_Aim of the task_
Please return every line of the records that contains the word "body".

Start of Data to process

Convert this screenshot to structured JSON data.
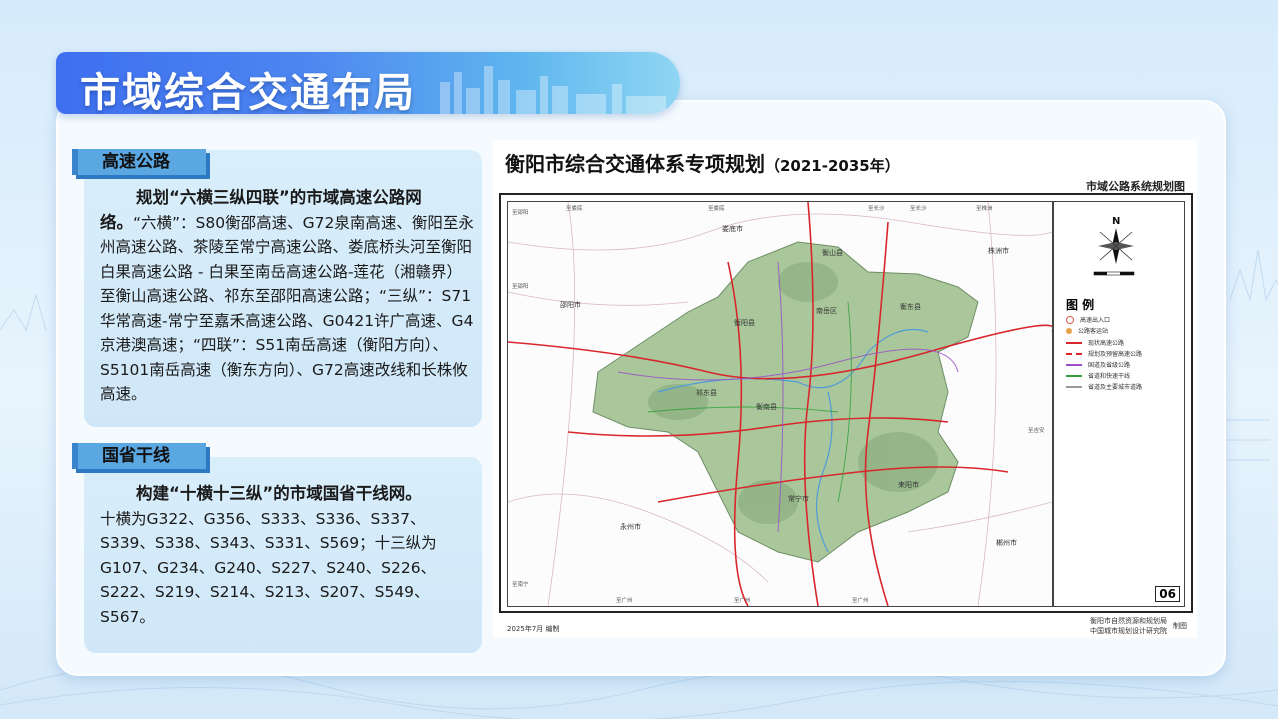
{
  "page": {
    "title": "市域综合交通布局"
  },
  "sections": [
    {
      "tag": "高速公路",
      "lead": "规划“六横三纵四联”的市域高速公路网络。",
      "body": "“六横”：S80衡邵高速、G72泉南高速、衡阳至永州高速公路、茶陵至常宁高速公路、娄底桥头河至衡阳白果高速公路 - 白果至南岳高速公路-莲花（湘赣界）至衡山高速公路、祁东至邵阳高速公路；“三纵”：S71华常高速-常宁至嘉禾高速公路、G0421许广高速、G4京港澳高速；“四联”：S51南岳高速（衡阳方向）、S5101南岳高速（衡东方向）、G72高速改线和长株攸高速。"
    },
    {
      "tag": "国省干线",
      "lead": "构建“十横十三纵”的市域国省干线网。",
      "body": "十横为G322、G356、S333、S336、S337、S339、S338、S343、S331、S569；十三纵为G107、G234、G240、S227、S240、S226、S222、S219、S214、S213、S207、S549、S567。"
    }
  ],
  "figure": {
    "title": "衡阳市综合交通体系专项规划",
    "title_years": "（2021-2035年）",
    "subtitle": "市域公路系统规划图",
    "legend_title": "图 例",
    "legend_items": [
      {
        "label": "高速出入口",
        "color": "#e25b4a"
      },
      {
        "label": "公路客运站",
        "color": "#e9a04a"
      },
      {
        "label": "现状高速公路",
        "color": "#d9262c"
      },
      {
        "label": "规划及预留高速公路",
        "color": "#d9262c"
      },
      {
        "label": "国道及省级公路",
        "color": "#9b4fc9"
      },
      {
        "label": "省道和快速干线",
        "color": "#2f9e3c"
      },
      {
        "label": "省道及主要城市道路",
        "color": "#999999"
      }
    ],
    "page_number": "06",
    "footer_date": "2025年7月    编制",
    "footer_org1": "衡阳市自然资源和规划局",
    "footer_org2": "中国城市规划设计研究院",
    "footer_made": "制图",
    "compass": "N",
    "place_labels": [
      {
        "name": "娄底市"
      },
      {
        "name": "衡山县"
      },
      {
        "name": "株洲市"
      },
      {
        "name": "邵阳市"
      },
      {
        "name": "衡阳县"
      },
      {
        "name": "衡东县"
      },
      {
        "name": "南岳区"
      },
      {
        "name": "祁东县"
      },
      {
        "name": "衡南县"
      },
      {
        "name": "永州市"
      },
      {
        "name": "常宁市"
      },
      {
        "name": "耒阳市"
      },
      {
        "name": "郴州市"
      }
    ],
    "edge_labels": [
      {
        "name": "至邵阳"
      },
      {
        "name": "至娄底"
      },
      {
        "name": "至娄底"
      },
      {
        "name": "至长沙"
      },
      {
        "name": "至长沙"
      },
      {
        "name": "至株洲"
      },
      {
        "name": "至邵阳"
      },
      {
        "name": "至吉安"
      },
      {
        "name": "至南宁"
      },
      {
        "name": "至广州"
      },
      {
        "name": "至广州"
      },
      {
        "name": "至广州"
      }
    ]
  }
}
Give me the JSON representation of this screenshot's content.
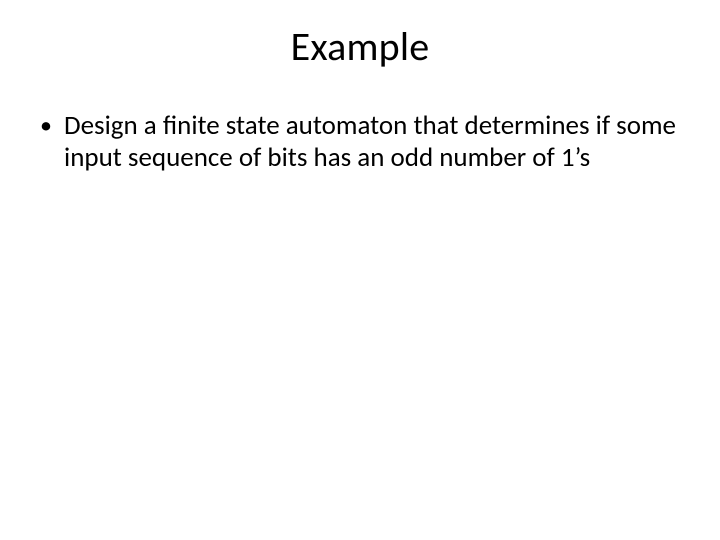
{
  "slide": {
    "title": "Example",
    "bullets": [
      "Design a finite state automaton that determines if some input sequence of bits has an odd number of 1’s"
    ]
  }
}
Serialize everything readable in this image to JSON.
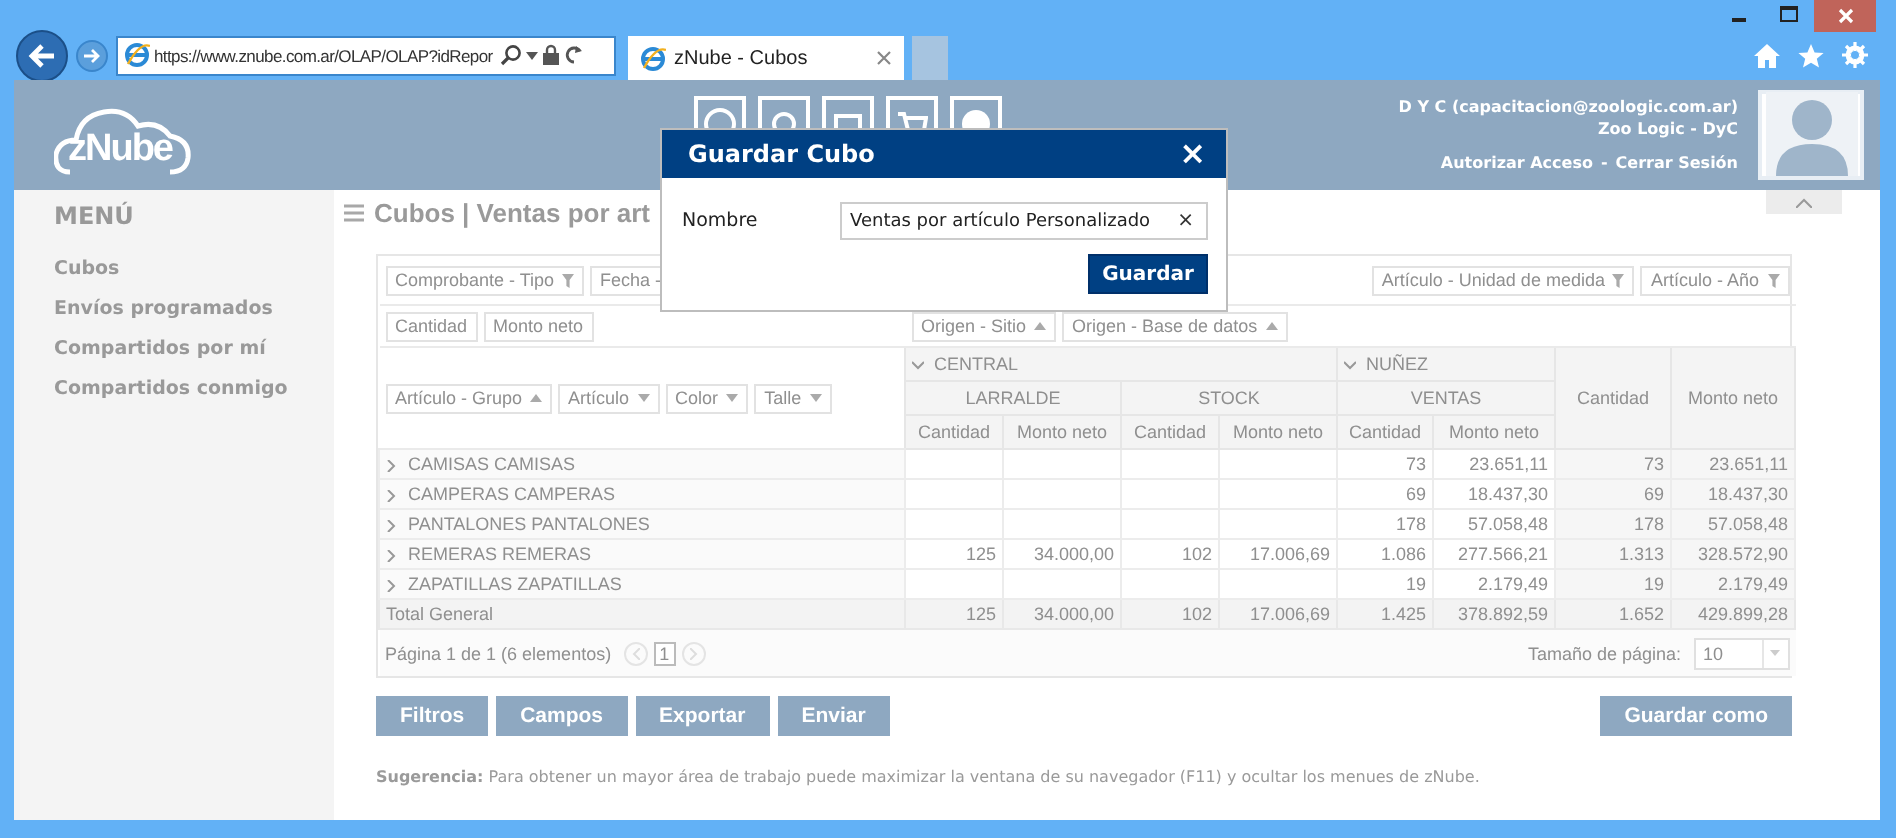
{
  "browser": {
    "address": "https://www.znube.com.ar/OLAP/OLAP?idRepor",
    "tab_title": "zNube - Cubos"
  },
  "header": {
    "logo": "zNube",
    "user_name": "D Y C (capacitacion@zoologic.com.ar)",
    "company": "Zoo Logic - DyC",
    "links": [
      "Autorizar Acceso",
      "-",
      "Cerrar Sesión"
    ]
  },
  "sidebar": {
    "title": "MENÚ",
    "items": [
      {
        "label": "Cubos"
      },
      {
        "label": "Envíos programados"
      },
      {
        "label": "Compartidos por mí"
      },
      {
        "label": "Compartidos conmigo"
      }
    ]
  },
  "page_title": "Cubos | Ventas por art",
  "pivot": {
    "filter_fields": [
      {
        "label": "Comprobante - Tipo",
        "icon": true
      },
      {
        "label": "Fecha -",
        "icon": false
      },
      {
        "label": "Artículo - Unidad de medida",
        "icon": true
      },
      {
        "label": "Artículo - Año",
        "icon": true
      }
    ],
    "data_fields": [
      "Cantidad",
      "Monto neto"
    ],
    "column_fields": [
      {
        "label": "Origen - Sitio",
        "descending": false
      },
      {
        "label": "Origen - Base de datos",
        "descending": false
      }
    ],
    "row_fields": [
      {
        "label": "Artículo - Grupo",
        "descending": false
      },
      {
        "label": "Artículo",
        "descending": true
      },
      {
        "label": "Color",
        "descending": true
      },
      {
        "label": "Talle",
        "descending": true
      }
    ],
    "column_groups": [
      {
        "label": "CENTRAL",
        "expanded": true,
        "children": [
          "LARRALDE",
          "STOCK"
        ]
      },
      {
        "label": "NUÑEZ",
        "expanded": true,
        "children": [
          "VENTAS"
        ]
      }
    ],
    "measure_headers": [
      "Cantidad",
      "Monto neto",
      "Cantidad",
      "Monto neto",
      "Cantidad",
      "Monto neto"
    ],
    "grand_total_headers": [
      "Cantidad",
      "Monto neto"
    ],
    "rows": [
      {
        "label": "CAMISAS CAMISAS",
        "expanded": false,
        "cells": [
          null,
          null,
          null,
          null,
          "73",
          "23.651,11",
          "73",
          "23.651,11"
        ]
      },
      {
        "label": "CAMPERAS CAMPERAS",
        "expanded": false,
        "cells": [
          null,
          null,
          null,
          null,
          "69",
          "18.437,30",
          "69",
          "18.437,30"
        ]
      },
      {
        "label": "PANTALONES PANTALONES",
        "expanded": false,
        "cells": [
          null,
          null,
          null,
          null,
          "178",
          "57.058,48",
          "178",
          "57.058,48"
        ]
      },
      {
        "label": "REMERAS REMERAS",
        "expanded": false,
        "cells": [
          "125",
          "34.000,00",
          "102",
          "17.006,69",
          "1.086",
          "277.566,21",
          "1.313",
          "328.572,90"
        ]
      },
      {
        "label": "ZAPATILLAS ZAPATILLAS",
        "expanded": false,
        "cells": [
          null,
          null,
          null,
          null,
          "19",
          "2.179,49",
          "19",
          "2.179,49"
        ]
      }
    ],
    "total": {
      "label": "Total General",
      "cells": [
        "125",
        "34.000,00",
        "102",
        "17.006,69",
        "1.425",
        "378.892,59",
        "1.652",
        "429.899,28"
      ]
    },
    "pager": {
      "summary": "Página 1 de 1 (6 elementos)",
      "pages": [
        {
          "label": "1",
          "selected": true
        }
      ],
      "page_size_label": "Tamaño de página:",
      "page_size": "10"
    }
  },
  "actions": [
    "Filtros",
    "Campos",
    "Exportar",
    "Enviar"
  ],
  "save_as": "Guardar como",
  "hint": "**Sugerencia:** Para obtener un mayor área de trabajo puede maximizar la ventana de su navegador (F11) y ocultar los menues de zNube.",
  "dialog": {
    "title": "Guardar Cubo",
    "close": "×",
    "field_label": "Nombre",
    "field_value": "Ventas por artículo Personalizado",
    "clear": "×",
    "button": "Guardar"
  }
}
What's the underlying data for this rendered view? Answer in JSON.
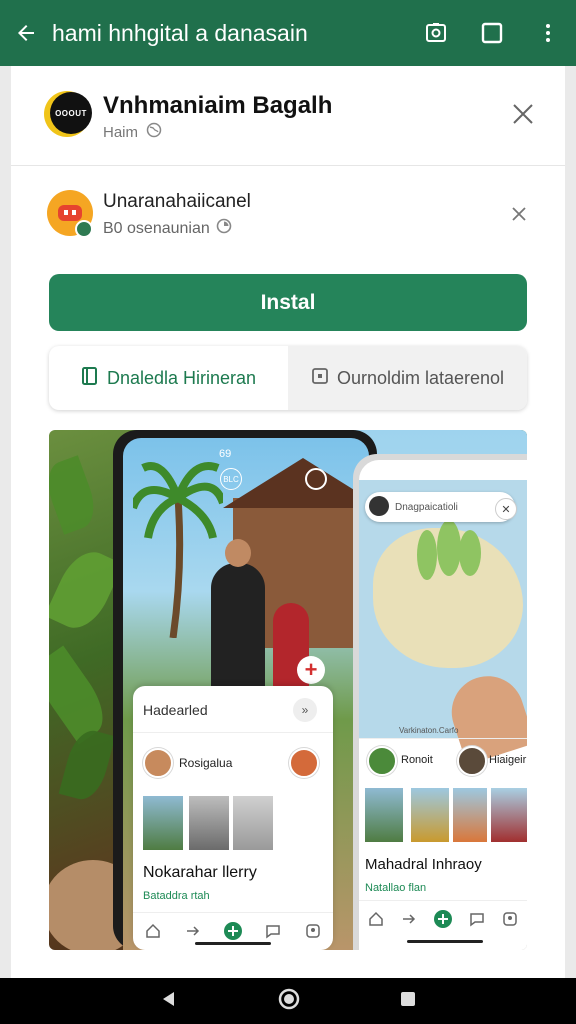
{
  "topbar": {
    "title": "hami hnhgital a danasain",
    "back_icon": "arrow-left-icon",
    "actions": [
      "camera-icon",
      "square-icon",
      "more-vert-icon"
    ],
    "bg": "#20704c"
  },
  "header_app": {
    "name": "Vnhmaniaim Bagalh",
    "subtitle": "Haim"
  },
  "promoted_app": {
    "name": "Unaranahaiicanel",
    "subtitle": "B0 osenaunian"
  },
  "install": {
    "label": "Instal",
    "color": "#25845a"
  },
  "tabs": [
    {
      "label": "Dnaledla Hirineran",
      "active": true
    },
    {
      "label": "Ournoldim lataerenol",
      "active": false
    }
  ],
  "screenshot1": {
    "status_time": "69",
    "top_badge": "BLC",
    "card_title": "Hadearled",
    "user_name": "Rosigalua",
    "post_title": "Nokarahar llerry",
    "post_link": "Bataddra rtah"
  },
  "screenshot2": {
    "search_text": "Dnagpaicatioli",
    "map_label": "Varkinaton.Carfo",
    "user_name": "Ronoit",
    "user_name2": "Hiaigeir",
    "post_title": "Mahadral Inhraoy",
    "post_link": "Natallao flan"
  },
  "system_nav": [
    "back-nav-icon",
    "home-nav-icon",
    "recents-nav-icon"
  ]
}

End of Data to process

_Solution below_
      "body": "“六横”：S80衡邵高速、G72泉南高速、衡阳至永州高速公路、茶陵至常宁高速公路、娄底桥头河至衡阳白果高速公路 - 白果至南岳高速公路-莲花（湘赣界）至衡山高速公路、祁东至邵阳高速公路；“三纵”：S71华常高速-常宁至嘉禾高速公路、G0421许广高速、G4京港澳高速；“四联”：S51南岳高速（衡阳方向）、S5101南岳高速（衡东方向）、G72高速改线和长株攸高速。"
      "body": "十横为G322、G356、S333、S336、S337、S339、S338、S343、S331、S569；十三纵为G107、G234、G240、S227、S240、S226、S222、S219、S214、S213、S207、S549、S567。"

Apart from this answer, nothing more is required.